The task: Without leaving anything out, print every line of the data.

Available data:

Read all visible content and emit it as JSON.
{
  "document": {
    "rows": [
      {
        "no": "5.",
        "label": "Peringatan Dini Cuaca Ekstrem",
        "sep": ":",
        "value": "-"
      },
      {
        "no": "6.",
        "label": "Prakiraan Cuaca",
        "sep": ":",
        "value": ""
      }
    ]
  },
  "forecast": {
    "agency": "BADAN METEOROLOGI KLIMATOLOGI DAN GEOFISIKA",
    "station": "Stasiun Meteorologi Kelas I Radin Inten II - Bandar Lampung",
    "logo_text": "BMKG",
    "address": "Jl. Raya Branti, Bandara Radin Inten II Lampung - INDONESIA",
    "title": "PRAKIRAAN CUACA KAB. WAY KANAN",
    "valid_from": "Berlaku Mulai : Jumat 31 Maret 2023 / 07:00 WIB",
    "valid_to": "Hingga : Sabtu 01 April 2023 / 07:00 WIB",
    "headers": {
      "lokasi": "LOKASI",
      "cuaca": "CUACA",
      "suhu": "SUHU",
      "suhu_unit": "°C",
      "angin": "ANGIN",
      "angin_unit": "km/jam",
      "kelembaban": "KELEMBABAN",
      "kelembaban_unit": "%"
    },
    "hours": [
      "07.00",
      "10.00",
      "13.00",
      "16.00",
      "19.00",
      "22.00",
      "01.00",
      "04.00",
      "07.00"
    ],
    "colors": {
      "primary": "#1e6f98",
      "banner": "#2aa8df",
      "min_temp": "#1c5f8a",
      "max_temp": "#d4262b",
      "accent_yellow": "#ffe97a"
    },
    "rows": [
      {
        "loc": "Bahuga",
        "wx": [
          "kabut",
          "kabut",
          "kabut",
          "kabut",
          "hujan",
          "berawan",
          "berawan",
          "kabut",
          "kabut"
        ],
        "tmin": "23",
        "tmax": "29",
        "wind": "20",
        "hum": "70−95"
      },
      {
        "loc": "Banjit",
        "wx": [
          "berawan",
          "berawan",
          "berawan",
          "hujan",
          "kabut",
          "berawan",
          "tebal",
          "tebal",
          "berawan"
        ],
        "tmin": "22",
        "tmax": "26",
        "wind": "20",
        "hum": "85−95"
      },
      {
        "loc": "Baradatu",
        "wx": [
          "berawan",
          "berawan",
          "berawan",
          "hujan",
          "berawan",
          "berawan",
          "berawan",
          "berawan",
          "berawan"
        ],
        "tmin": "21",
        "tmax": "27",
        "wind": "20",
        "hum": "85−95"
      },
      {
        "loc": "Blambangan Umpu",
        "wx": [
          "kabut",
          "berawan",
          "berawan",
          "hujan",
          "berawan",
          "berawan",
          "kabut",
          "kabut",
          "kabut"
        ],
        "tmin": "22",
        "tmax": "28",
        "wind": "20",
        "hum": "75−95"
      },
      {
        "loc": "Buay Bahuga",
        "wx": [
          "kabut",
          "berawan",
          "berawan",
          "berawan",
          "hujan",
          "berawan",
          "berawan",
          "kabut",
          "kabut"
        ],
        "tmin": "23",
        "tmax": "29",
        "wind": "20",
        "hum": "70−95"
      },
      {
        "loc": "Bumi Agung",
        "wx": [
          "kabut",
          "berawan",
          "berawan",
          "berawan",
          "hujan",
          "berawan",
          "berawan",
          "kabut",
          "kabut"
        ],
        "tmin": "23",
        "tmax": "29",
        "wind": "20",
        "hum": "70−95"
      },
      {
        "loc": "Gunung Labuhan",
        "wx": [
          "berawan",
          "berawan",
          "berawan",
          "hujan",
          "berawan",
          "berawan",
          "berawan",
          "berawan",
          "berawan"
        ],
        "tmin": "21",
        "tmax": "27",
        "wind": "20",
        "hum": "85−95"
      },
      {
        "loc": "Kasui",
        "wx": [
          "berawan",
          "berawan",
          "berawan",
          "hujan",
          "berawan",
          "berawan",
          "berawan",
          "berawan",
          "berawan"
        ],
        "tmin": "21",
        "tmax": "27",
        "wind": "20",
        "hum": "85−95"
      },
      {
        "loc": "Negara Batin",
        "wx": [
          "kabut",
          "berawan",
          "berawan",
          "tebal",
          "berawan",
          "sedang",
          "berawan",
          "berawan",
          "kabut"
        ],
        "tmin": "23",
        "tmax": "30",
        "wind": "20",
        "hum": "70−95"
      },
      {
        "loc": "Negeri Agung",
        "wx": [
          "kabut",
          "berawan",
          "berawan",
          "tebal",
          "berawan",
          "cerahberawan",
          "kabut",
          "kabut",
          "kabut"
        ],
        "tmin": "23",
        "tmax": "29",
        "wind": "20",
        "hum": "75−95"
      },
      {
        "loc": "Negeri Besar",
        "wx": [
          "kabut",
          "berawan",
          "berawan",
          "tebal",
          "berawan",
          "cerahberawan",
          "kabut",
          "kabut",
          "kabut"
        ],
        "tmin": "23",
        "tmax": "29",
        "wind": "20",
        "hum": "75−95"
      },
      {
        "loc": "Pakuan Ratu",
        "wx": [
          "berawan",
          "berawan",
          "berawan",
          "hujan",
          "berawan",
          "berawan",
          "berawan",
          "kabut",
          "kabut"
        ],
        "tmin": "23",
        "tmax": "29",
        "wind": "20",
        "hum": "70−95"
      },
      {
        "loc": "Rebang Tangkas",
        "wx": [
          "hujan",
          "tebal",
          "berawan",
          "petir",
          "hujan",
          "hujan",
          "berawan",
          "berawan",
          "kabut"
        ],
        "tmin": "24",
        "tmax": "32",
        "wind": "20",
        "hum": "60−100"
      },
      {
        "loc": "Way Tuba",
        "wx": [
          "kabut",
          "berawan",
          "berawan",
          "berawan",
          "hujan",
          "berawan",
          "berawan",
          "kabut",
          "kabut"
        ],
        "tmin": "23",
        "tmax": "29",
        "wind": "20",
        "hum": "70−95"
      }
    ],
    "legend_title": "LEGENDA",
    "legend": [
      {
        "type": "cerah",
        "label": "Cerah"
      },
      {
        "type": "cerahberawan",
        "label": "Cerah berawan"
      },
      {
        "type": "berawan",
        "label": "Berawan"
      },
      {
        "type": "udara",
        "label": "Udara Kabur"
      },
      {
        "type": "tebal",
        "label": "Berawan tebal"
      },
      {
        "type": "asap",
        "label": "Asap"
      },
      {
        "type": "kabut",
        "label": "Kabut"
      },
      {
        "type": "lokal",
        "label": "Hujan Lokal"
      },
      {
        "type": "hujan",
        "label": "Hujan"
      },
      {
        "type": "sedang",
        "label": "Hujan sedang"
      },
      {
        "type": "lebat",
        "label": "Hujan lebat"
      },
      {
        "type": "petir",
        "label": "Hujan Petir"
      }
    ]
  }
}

Reply:
Read all visible content and emit it as JSON.
{
  "document": {
    "rows": [
      {
        "no": "5.",
        "label": "Peringatan Dini Cuaca Ekstrem",
        "sep": ":",
        "value": "-"
      },
      {
        "no": "6.",
        "label": "Prakiraan Cuaca",
        "sep": ":",
        "value": ""
      }
    ]
  },
  "forecast": {
    "agency": "BADAN METEOROLOGI KLIMATOLOGI DAN GEOFISIKA",
    "station": "Stasiun Meteorologi Kelas I Radin Inten II - Bandar Lampung",
    "logo_text": "BMKG",
    "address": "Jl. Raya Branti, Bandara Radin Inten II Lampung - INDONESIA",
    "title": "PRAKIRAAN CUACA KAB. WAY KANAN",
    "valid_from": "Berlaku Mulai : Jumat 31 Maret 2023 / 07:00 WIB",
    "valid_to": "Hingga : Sabtu 01 April 2023 / 07:00 WIB",
    "headers": {
      "lokasi": "LOKASI",
      "cuaca": "CUACA",
      "suhu": "SUHU",
      "suhu_unit": "°C",
      "angin": "ANGIN",
      "angin_unit": "km/jam",
      "kelembaban": "KELEMBABAN",
      "kelembaban_unit": "%"
    },
    "hours": [
      "07.00",
      "10.00",
      "13.00",
      "16.00",
      "19.00",
      "22.00",
      "01.00",
      "04.00",
      "07.00"
    ],
    "colors": {
      "primary": "#1e6f98",
      "banner": "#2aa8df",
      "min_temp": "#1c5f8a",
      "max_temp": "#d4262b",
      "accent_yellow": "#ffe97a"
    },
    "rows": [
      {
        "loc": "Bahuga",
        "wx": [
          "kabut",
          "kabut",
          "kabut",
          "kabut",
          "hujan",
          "berawan",
          "berawan",
          "kabut",
          "kabut"
        ],
        "tmin": "23",
        "tmax": "29",
        "wind": "20",
        "hum": "70−95"
      },
      {
        "loc": "Banjit",
        "wx": [
          "berawan",
          "berawan",
          "berawan",
          "hujan",
          "kabut",
          "berawan",
          "tebal",
          "tebal",
          "berawan"
        ],
        "tmin": "22",
        "tmax": "26",
        "wind": "20",
        "hum": "85−95"
      },
      {
        "loc": "Baradatu",
        "wx": [
          "berawan",
          "berawan",
          "berawan",
          "hujan",
          "berawan",
          "berawan",
          "berawan",
          "berawan",
          "berawan"
        ],
        "tmin": "21",
        "tmax": "27",
        "wind": "20",
        "hum": "85−95"
      },
      {
        "loc": "Blambangan Umpu",
        "wx": [
          "kabut",
          "berawan",
          "berawan",
          "hujan",
          "berawan",
          "berawan",
          "kabut",
          "kabut",
          "kabut"
        ],
        "tmin": "22",
        "tmax": "28",
        "wind": "20",
        "hum": "75−95"
      },
      {
        "loc": "Buay Bahuga",
        "wx": [
          "kabut",
          "berawan",
          "berawan",
          "berawan",
          "hujan",
          "berawan",
          "berawan",
          "kabut",
          "kabut"
        ],
        "tmin": "23",
        "tmax": "29",
        "wind": "20",
        "hum": "70−95"
      },
      {
        "loc": "Bumi Agung",
        "wx": [
          "kabut",
          "berawan",
          "berawan",
          "berawan",
          "hujan",
          "berawan",
          "berawan",
          "kabut",
          "kabut"
        ],
        "tmin": "23",
        "tmax": "29",
        "wind": "20",
        "hum": "70−95"
      },
      {
        "loc": "Gunung Labuhan",
        "wx": [
          "berawan",
          "berawan",
          "berawan",
          "hujan",
          "berawan",
          "berawan",
          "berawan",
          "berawan",
          "berawan"
        ],
        "tmin": "21",
        "tmax": "27",
        "wind": "20",
        "hum": "85−95"
      },
      {
        "loc": "Kasui",
        "wx": [
          "berawan",
          "berawan",
          "berawan",
          "hujan",
          "berawan",
          "berawan",
          "berawan",
          "berawan",
          "berawan"
        ],
        "tmin": "21",
        "tmax": "27",
        "wind": "20",
        "hum": "85−95"
      },
      {
        "loc": "Negara Batin",
        "wx": [
          "kabut",
          "berawan",
          "berawan",
          "tebal",
          "berawan",
          "sedang",
          "berawan",
          "berawan",
          "kabut"
        ],
        "tmin": "23",
        "tmax": "30",
        "wind": "20",
        "hum": "70−95"
      },
      {
        "loc": "Negeri Agung",
        "wx": [
          "kabut",
          "berawan",
          "berawan",
          "tebal",
          "berawan",
          "cerahberawan",
          "kabut",
          "kabut",
          "kabut"
        ],
        "tmin": "23",
        "tmax": "29",
        "wind": "20",
        "hum": "75−95"
      },
      {
        "loc": "Negeri Besar",
        "wx": [
          "kabut",
          "berawan",
          "berawan",
          "tebal",
          "berawan",
          "cerahberawan",
          "kabut",
          "kabut",
          "kabut"
        ],
        "tmin": "23",
        "tmax": "29",
        "wind": "20",
        "hum": "75−95"
      },
      {
        "loc": "Pakuan Ratu",
        "wx": [
          "berawan",
          "berawan",
          "berawan",
          "hujan",
          "berawan",
          "berawan",
          "berawan",
          "kabut",
          "kabut"
        ],
        "tmin": "23",
        "tmax": "29",
        "wind": "20",
        "hum": "70−95"
      },
      {
        "loc": "Rebang Tangkas",
        "wx": [
          "hujan",
          "tebal",
          "berawan",
          "petir",
          "hujan",
          "hujan",
          "berawan",
          "berawan",
          "kabut"
        ],
        "tmin": "24",
        "tmax": "32",
        "wind": "20",
        "hum": "60−100"
      },
      {
        "loc": "Way Tuba",
        "wx": [
          "kabut",
          "berawan",
          "berawan",
          "berawan",
          "hujan",
          "berawan",
          "berawan",
          "kabut",
          "kabut"
        ],
        "tmin": "23",
        "tmax": "29",
        "wind": "20",
        "hum": "70−95"
      }
    ],
    "legend_title": "LEGENDA",
    "legend": [
      {
        "type": "cerah",
        "label": "Cerah"
      },
      {
        "type": "cerahberawan",
        "label": "Cerah berawan"
      },
      {
        "type": "berawan",
        "label": "Berawan"
      },
      {
        "type": "udara",
        "label": "Udara Kabur"
      },
      {
        "type": "tebal",
        "label": "Berawan tebal"
      },
      {
        "type": "asap",
        "label": "Asap"
      },
      {
        "type": "kabut",
        "label": "Kabut"
      },
      {
        "type": "lokal",
        "label": "Hujan Lokal"
      },
      {
        "type": "hujan",
        "label": "Hujan"
      },
      {
        "type": "sedang",
        "label": "Hujan sedang"
      },
      {
        "type": "lebat",
        "label": "Hujan lebat"
      },
      {
        "type": "petir",
        "label": "Hujan Petir"
      }
    ]
  }
}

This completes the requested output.